A few years ago, I took care of a friend’s dog in my home while she was on vacation. The dog scratched a little but I didn’t think that much of it. The following summer, I was in for a shock and what seemed like a hopeless fight. Suddenly, I had millions of fleas and they were out of control. They were everywhere! I had a severe flea infestation! I had three indoor cats at the time who never had fleas, so I didn’t use any type of flea control on them. My poor cats were miserable while I tried everything to get rid of these horrible pests. Once you have a flea infestation, you have to attack it on multiple fronts, multiple times. You won’t win overnight! There is a stage in the life cycle of the flea (the pupa) that it is not affected by insecticides. So you may spray, dip, bathe, fog and then a few days later have fleas again as the pupae hatch.
Controlling a Flea Infestation On Your Pet
The first step is to bathe your pets to give them immediate relief. You can use a regular shampoo followed by a flea dip or just use a flea shampoo. Follow label directions carefully for the best results. If bathing is a problem like it can be with some cats, you can orally treat your pets with Capstar which will begin to kill the adult fleas within 30 minutes. Once you have the adults off of your pet, you should begin a prevention program using a pill such as Program or a spot-on. You must wait 48-72 hours after bathing to apply a spot-on treatment such as Frontline or Advantage. These products contain an insect growth regulating (IGR) ingredient which is critical in winning the war on fleas. Insect growth regulators (IGRs) are compounds that inhibit the development of immature stages of insects and disrupt the flea life cycle. While IGRs are highly lethal to immature stages of insects, they are extremely safe for mammals. Flea collars, powders and sprays are not as effective as the new pill and spot-on methods of flea control. If your flea infestation is not severe, these two steps may be all you need. If your infestation is severe with hundreds, thousands of fleas in the home attacking you as well as your pets, you need to tackle the environment as well. Environmental flea control is necessary only in cases of severe flea infestations where pets or their owners are suffering from numerous flea bites and allergic dermatitis.

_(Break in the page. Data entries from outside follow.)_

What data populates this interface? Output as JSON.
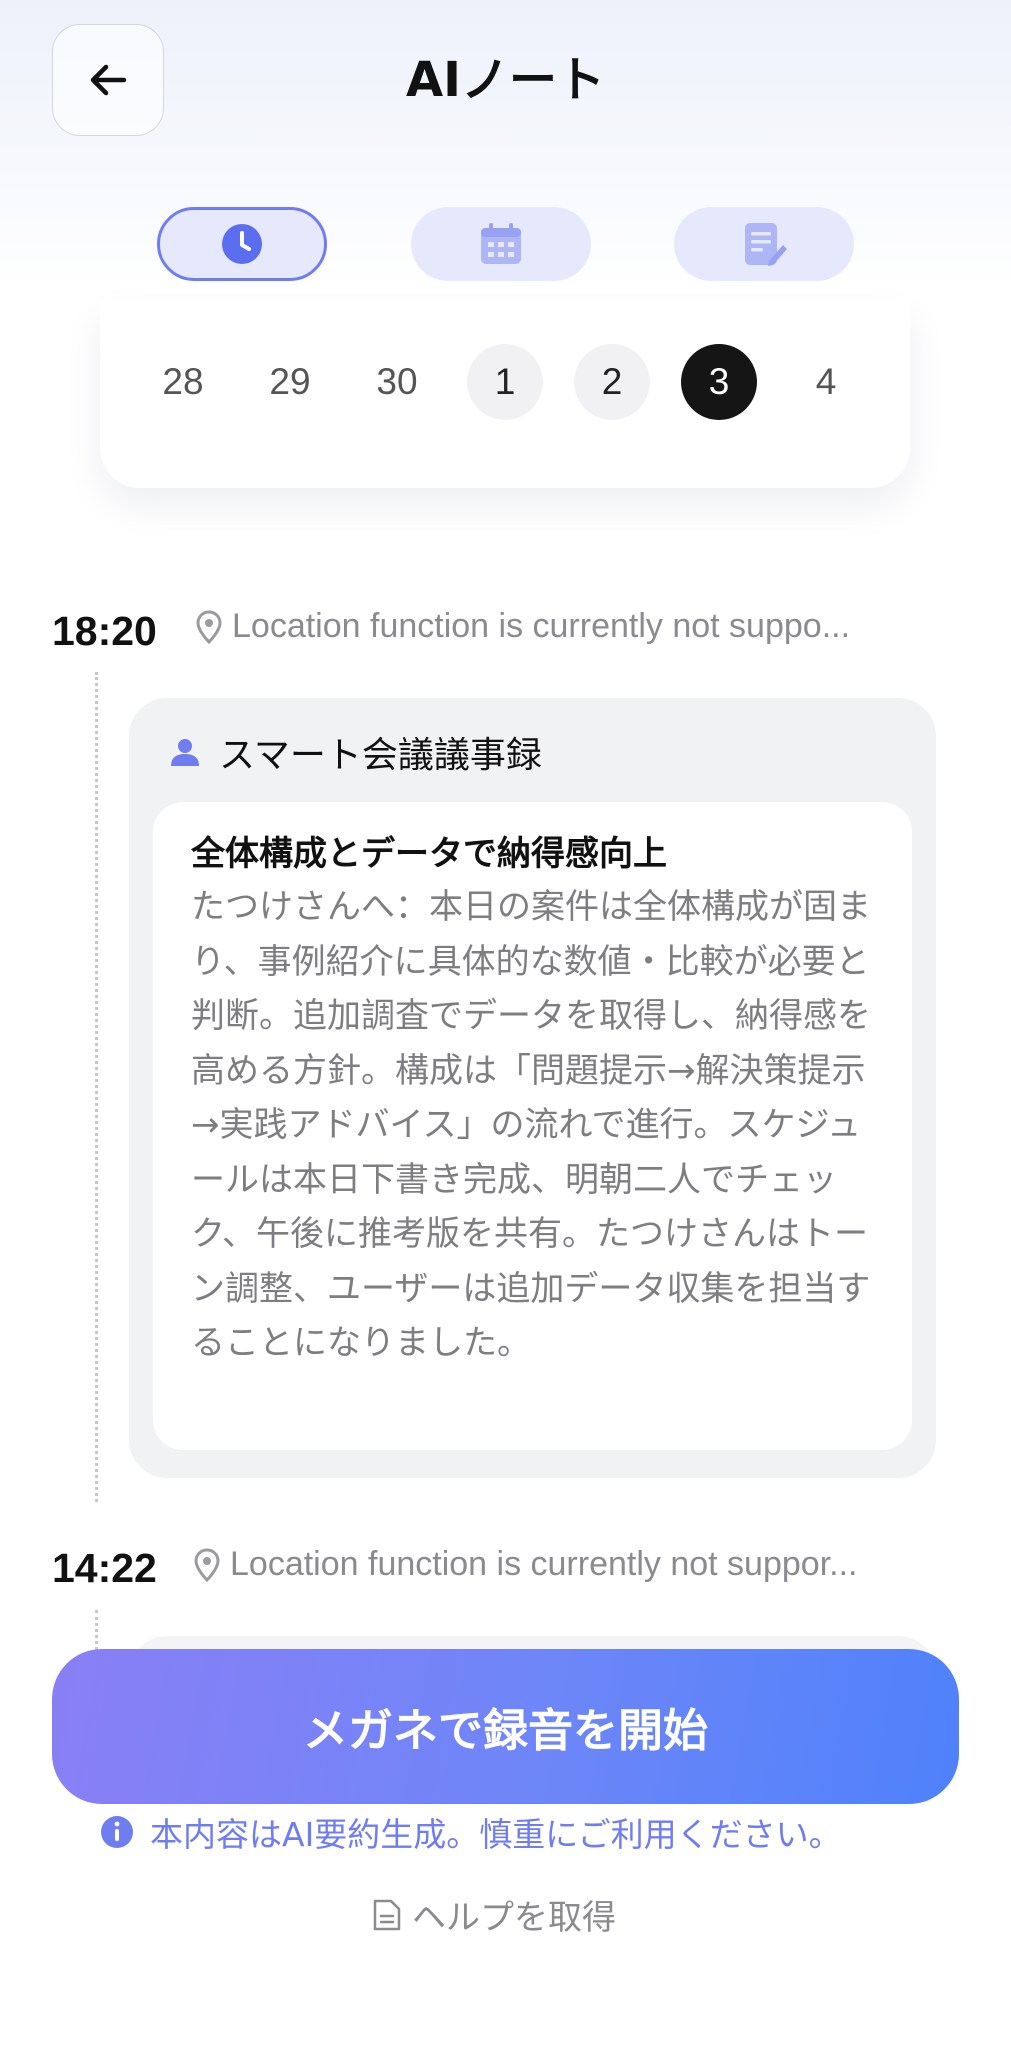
{
  "header": {
    "title": "AIノート",
    "tabs": [
      {
        "icon": "clock-icon",
        "active": true
      },
      {
        "icon": "calendar-icon",
        "active": false
      },
      {
        "icon": "note-edit-icon",
        "active": false
      }
    ]
  },
  "calendar": {
    "days": [
      "28",
      "29",
      "30",
      "1",
      "2",
      "3",
      "4"
    ],
    "selected": "3"
  },
  "entries": [
    {
      "time": "18:20",
      "location": "Location function is currently not suppo...",
      "source_label": "スマート会議議事録",
      "title": "全体構成とデータで納得感向上",
      "body": "たつけさんへ：本日の案件は全体構成が固まり、事例紹介に具体的な数値・比較が必要と判断。追加調査でデータを取得し、納得感を高める方針。構成は「問題提示→解決策提示→実践アドバイス」の流れで進行。スケジュールは本日下書き完成、明朝二人でチェック、午後に推考版を共有。たつけさんはトーン調整、ユーザーは追加データ収集を担当することになりました。"
    },
    {
      "time": "14:22",
      "location": "Location function is currently not suppor..."
    }
  ],
  "footer": {
    "start_button": "メガネで録音を開始",
    "notice": "本内容はAI要約生成。慎重にご利用ください。",
    "help": "ヘルプを取得"
  },
  "colors": {
    "accent": "#6f7df0",
    "button_gradient_start": "#8a7ff5",
    "button_gradient_end": "#4f81fb",
    "selected_day": "#151515"
  }
}
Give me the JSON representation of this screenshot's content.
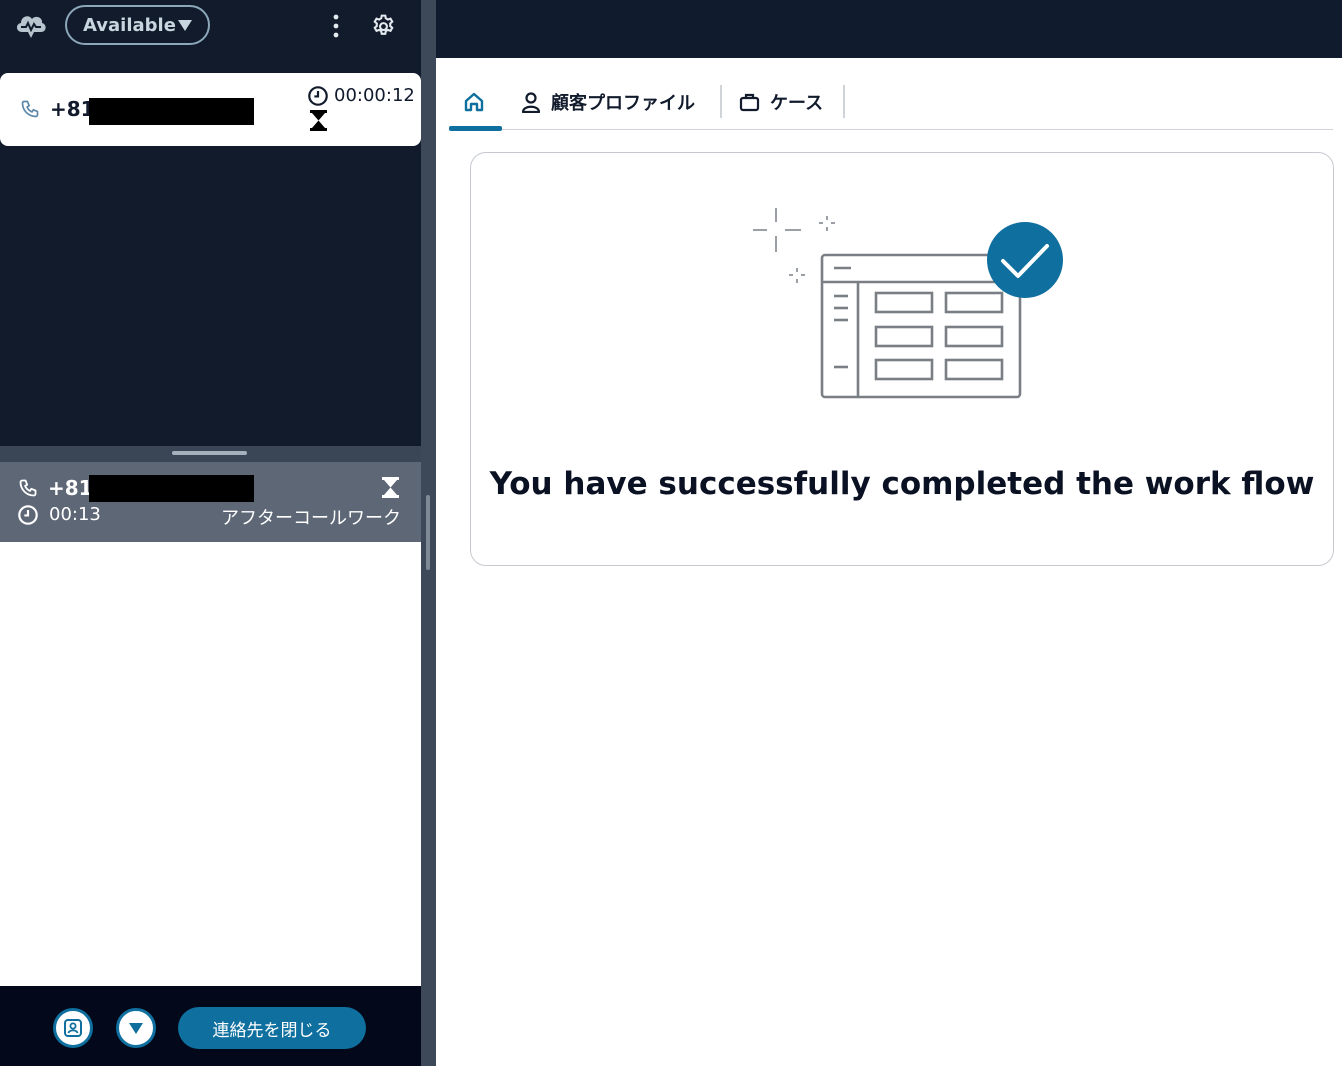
{
  "ccp": {
    "status": {
      "label": "Available"
    },
    "active_contact": {
      "number_prefix": "+81",
      "timer": "00:00:12"
    },
    "acw_contact": {
      "number_prefix": "+81",
      "timer": "00:13",
      "state": "アフターコールワーク"
    },
    "footer": {
      "close_contact_label": "連絡先を閉じる"
    }
  },
  "workspace": {
    "tabs": [
      {
        "label": "",
        "icon": "home-icon",
        "active": true
      },
      {
        "label": "顧客プロファイル",
        "icon": "person-icon",
        "active": false
      },
      {
        "label": "ケース",
        "icon": "briefcase-icon",
        "active": false
      }
    ],
    "completion_message": "You have successfully completed the work flow"
  },
  "colors": {
    "ccp_background": "#111b2c",
    "accent": "#0f6f9e",
    "acw_row": "#5d6776"
  }
}
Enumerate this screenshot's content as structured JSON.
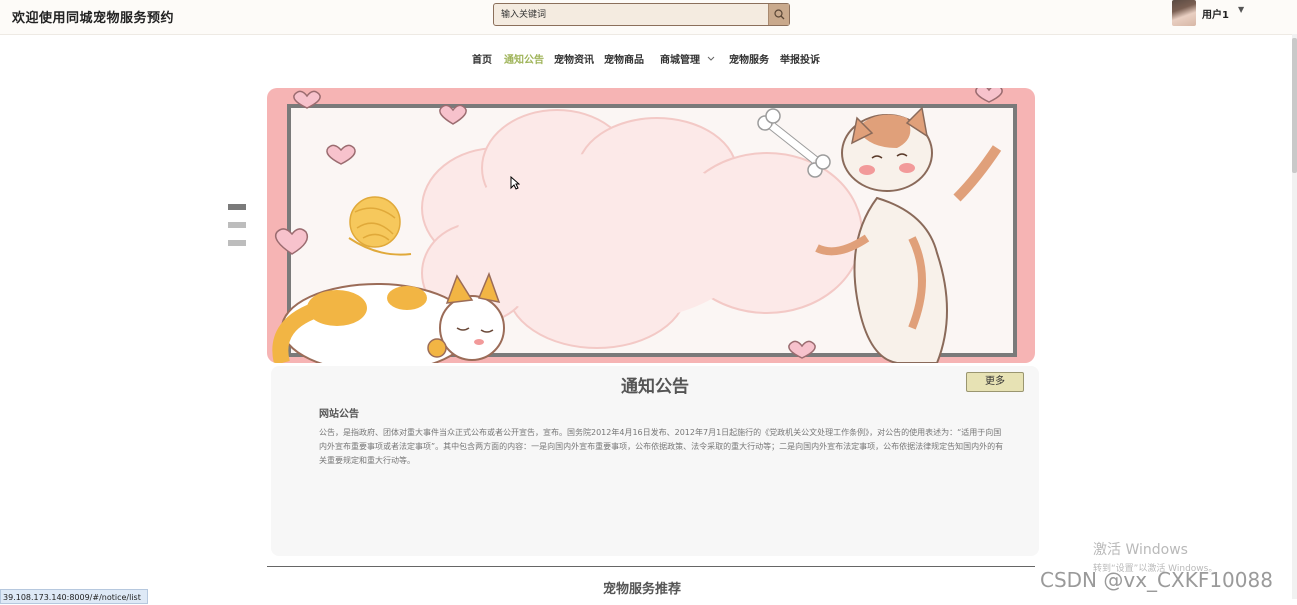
{
  "header": {
    "site_title": "欢迎使用同城宠物服务预约",
    "search_placeholder": "输入关键词",
    "user_name": "用户1"
  },
  "nav": {
    "items": [
      {
        "label": "首页",
        "active": false
      },
      {
        "label": "通知公告",
        "active": true
      },
      {
        "label": "宠物资讯",
        "active": false
      },
      {
        "label": "宠物商品",
        "active": false
      },
      {
        "label": "商城管理",
        "active": false
      },
      {
        "label": "宠物服务",
        "active": false
      },
      {
        "label": "举报投诉",
        "active": false
      }
    ]
  },
  "carousel": {
    "slide_count": 3,
    "active_index": 0
  },
  "notice": {
    "heading": "通知公告",
    "more_label": "更多",
    "item_title": "网站公告",
    "item_content": "公告，是指政府、团体对重大事件当众正式公布或者公开宣告，宣布。国务院2012年4月16日发布、2012年7月1日起施行的《党政机关公文处理工作条例》，对公告的使用表述为：“适用于向国内外宣布重要事项或者法定事项”。其中包含两方面的内容：一是向国内外宣布重要事项，公布依据政策、法令采取的重大行动等；二是向国内外宣布法定事项，公布依据法律规定告知国内外的有关重要规定和重大行动等。"
  },
  "recommend": {
    "title": "宠物服务推荐"
  },
  "status_bar": {
    "url": "39.108.173.140:8009/#/notice/list"
  },
  "watermark": {
    "windows_title": "激活 Windows",
    "windows_sub": "转到“设置”以激活 Windows。",
    "csdn": "CSDN @vx_CXKF10088"
  },
  "colors": {
    "accent": "#9fb45a",
    "banner_pink": "#f6b4b4",
    "more_button": "#e7e2b4"
  }
}
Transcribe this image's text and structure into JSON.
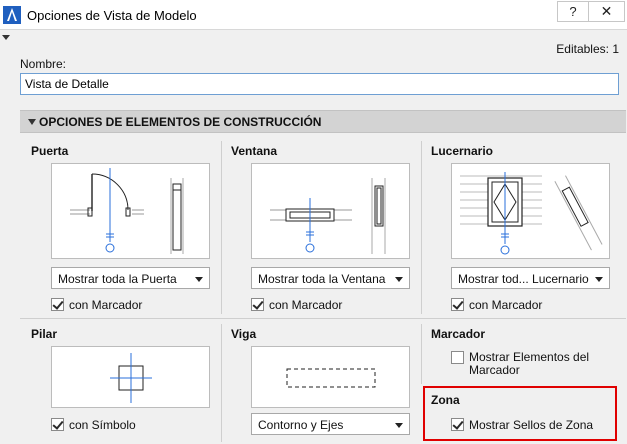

In Your Environment
Vacuum your carpets and furniture, especially where pets lay, daily. A vacuum cleaner with a rotary beater bar can remove 15 to 20 percent of the larvae and 32 to 59 percent of the flea eggs in the carpet. Be sure to dispose of or freeze your bag immediately. Shampooing or steam cleaning your carpet will lift the fibers for better penetration of insecticide, if you apply one. Wash your pet’s bedding weekly along with anything else it may sleep on such as blankets or throw rugs. If you use an insecticide, apply it to carpets and surfaces. The most effective ones also contain an insect growth regulator (IGR). They come in foggers and powders.
If your pets go outdoors or you see fleas outside, you can spray your grass with insecticide also. Better yet, you can get nematodes that kill the flea larvae but do not harm beneficial insects. You can get them at gardening supply stores or order from the internet. They are inexpensive and easy to apply.
If you think you can control a flea infestation with natural remedies, you will be in for a long fight, and like others, will probably eventually give in to the above proven methods. According to information from Kansas State University, “Controlled on-animal and off-animal studies have shown that ultrasonic flea collars and other ultrasonic devices do not repel fleas, affect jumping rates, interfere with reproduction or alter flea development. The use of brewers’ yeast, garlic, B-complex vitamins and elemental sulfur products as flea repellents is common practice. Controlled studies have shown that these materials are not effective flea repellents.”
Don’t Give Up
Remember that the pupae are not affected by insecticide so they can continue to hatch over a period of weeks. You may need to take these steps more than once, but if you continue the pill or spot-on treatment regularly, they will eventually prevent all the fleas from reaching adulthood and, therefore, there will be no new eggs. So, did I learn my lesson? You betcha! I now use a spot-on treatment every month beginning in early spring through late fall. I haven’t had a problem since.